(Records from a data collection)

▽

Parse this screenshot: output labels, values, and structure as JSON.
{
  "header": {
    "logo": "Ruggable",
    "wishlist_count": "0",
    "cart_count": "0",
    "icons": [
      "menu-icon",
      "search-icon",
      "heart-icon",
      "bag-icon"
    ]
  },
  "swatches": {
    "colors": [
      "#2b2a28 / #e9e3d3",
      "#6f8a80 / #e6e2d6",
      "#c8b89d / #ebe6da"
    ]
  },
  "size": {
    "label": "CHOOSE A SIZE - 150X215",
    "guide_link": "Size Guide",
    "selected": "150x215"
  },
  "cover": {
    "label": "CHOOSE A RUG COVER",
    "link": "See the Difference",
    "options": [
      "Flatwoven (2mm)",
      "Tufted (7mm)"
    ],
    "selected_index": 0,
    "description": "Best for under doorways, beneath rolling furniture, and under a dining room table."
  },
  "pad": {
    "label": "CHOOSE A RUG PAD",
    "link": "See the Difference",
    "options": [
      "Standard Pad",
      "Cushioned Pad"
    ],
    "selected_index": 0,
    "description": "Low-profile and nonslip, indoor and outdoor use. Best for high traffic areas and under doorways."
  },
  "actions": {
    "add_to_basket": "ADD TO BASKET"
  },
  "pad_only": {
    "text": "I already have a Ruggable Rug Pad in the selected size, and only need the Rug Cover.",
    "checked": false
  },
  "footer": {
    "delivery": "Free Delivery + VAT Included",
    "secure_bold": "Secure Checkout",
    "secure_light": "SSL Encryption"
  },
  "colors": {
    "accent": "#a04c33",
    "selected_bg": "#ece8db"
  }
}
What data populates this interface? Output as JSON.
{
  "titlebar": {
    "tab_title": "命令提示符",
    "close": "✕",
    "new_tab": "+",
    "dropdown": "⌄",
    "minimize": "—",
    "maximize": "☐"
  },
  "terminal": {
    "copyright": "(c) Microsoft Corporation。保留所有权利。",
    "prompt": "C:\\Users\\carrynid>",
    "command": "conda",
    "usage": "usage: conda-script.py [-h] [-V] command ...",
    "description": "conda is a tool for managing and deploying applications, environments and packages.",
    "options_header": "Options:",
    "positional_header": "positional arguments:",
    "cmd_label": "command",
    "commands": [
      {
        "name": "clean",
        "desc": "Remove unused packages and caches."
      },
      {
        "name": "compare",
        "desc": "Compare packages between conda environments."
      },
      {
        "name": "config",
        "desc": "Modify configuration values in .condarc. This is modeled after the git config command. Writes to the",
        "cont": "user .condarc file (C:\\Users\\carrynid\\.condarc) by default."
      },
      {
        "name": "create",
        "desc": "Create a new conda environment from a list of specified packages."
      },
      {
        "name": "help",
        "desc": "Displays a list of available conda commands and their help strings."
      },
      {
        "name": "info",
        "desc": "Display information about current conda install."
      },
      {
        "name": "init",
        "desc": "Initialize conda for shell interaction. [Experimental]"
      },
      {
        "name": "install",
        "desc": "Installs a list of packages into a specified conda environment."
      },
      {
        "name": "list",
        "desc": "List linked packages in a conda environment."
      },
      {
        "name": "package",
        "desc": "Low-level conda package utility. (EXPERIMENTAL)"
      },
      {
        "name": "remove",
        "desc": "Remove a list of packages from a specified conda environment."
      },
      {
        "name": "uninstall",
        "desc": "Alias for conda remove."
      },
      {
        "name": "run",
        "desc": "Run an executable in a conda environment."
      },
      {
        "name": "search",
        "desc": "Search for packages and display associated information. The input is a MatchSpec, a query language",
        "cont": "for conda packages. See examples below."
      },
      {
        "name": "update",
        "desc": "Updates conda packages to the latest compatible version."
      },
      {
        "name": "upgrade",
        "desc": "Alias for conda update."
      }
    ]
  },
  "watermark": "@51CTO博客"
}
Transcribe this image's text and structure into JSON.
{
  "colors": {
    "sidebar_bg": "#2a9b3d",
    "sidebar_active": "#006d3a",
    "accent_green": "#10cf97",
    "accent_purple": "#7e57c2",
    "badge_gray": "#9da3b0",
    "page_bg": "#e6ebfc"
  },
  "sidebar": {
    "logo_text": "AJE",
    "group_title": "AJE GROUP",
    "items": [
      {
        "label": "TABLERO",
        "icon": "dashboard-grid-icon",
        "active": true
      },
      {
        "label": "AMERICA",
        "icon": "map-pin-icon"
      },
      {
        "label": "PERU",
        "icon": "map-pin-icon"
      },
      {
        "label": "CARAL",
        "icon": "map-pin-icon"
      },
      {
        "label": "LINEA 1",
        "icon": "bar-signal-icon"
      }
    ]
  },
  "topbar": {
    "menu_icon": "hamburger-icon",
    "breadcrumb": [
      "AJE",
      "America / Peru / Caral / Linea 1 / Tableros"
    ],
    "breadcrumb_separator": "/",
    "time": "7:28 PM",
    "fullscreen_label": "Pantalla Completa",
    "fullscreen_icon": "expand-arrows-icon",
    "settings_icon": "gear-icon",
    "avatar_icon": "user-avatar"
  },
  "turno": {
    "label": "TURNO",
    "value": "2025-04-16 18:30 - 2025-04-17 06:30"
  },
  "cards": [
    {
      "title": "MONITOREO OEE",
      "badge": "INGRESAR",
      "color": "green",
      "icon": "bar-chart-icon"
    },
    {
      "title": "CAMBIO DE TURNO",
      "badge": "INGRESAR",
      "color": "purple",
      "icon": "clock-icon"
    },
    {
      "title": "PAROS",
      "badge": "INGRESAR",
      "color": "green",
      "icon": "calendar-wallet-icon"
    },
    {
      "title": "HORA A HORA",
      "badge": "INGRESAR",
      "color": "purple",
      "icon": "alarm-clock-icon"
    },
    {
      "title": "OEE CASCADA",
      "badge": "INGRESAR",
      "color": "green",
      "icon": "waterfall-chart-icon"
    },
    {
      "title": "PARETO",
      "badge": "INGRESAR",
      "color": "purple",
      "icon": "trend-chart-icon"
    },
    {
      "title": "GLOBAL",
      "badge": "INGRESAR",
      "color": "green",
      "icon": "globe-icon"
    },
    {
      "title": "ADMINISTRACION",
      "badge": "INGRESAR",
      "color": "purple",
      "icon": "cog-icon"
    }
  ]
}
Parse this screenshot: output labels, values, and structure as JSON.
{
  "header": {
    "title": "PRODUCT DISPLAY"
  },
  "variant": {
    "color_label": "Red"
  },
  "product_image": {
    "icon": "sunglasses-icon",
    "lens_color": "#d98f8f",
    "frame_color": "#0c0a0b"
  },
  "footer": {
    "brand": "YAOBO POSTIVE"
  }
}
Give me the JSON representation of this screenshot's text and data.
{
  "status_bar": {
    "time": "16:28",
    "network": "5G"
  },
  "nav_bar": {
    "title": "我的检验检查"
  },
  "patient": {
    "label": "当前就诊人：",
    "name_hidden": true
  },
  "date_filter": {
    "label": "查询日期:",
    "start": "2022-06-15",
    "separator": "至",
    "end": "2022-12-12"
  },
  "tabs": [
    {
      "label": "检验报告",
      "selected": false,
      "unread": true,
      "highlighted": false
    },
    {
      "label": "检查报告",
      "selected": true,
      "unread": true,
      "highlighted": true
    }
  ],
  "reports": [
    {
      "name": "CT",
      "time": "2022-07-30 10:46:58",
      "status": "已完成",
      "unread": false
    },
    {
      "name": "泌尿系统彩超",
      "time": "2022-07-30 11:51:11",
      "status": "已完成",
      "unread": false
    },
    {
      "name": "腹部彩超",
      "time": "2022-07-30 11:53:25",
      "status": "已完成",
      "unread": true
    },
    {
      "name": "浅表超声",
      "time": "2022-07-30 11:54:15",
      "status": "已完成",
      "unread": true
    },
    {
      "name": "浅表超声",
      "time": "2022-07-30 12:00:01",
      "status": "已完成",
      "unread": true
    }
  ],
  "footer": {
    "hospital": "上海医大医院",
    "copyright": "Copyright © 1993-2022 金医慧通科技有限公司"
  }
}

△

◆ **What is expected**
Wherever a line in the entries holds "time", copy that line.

◆ **Exercise output**
    "time": "7:28 PM",
    "time": "16:28",
      "time": "2022-07-30 10:46:58",
      "time": "2022-07-30 11:51:11",
      "time": "2022-07-30 11:53:25",
      "time": "2022-07-30 11:54:15",
      "time": "2022-07-30 12:00:01",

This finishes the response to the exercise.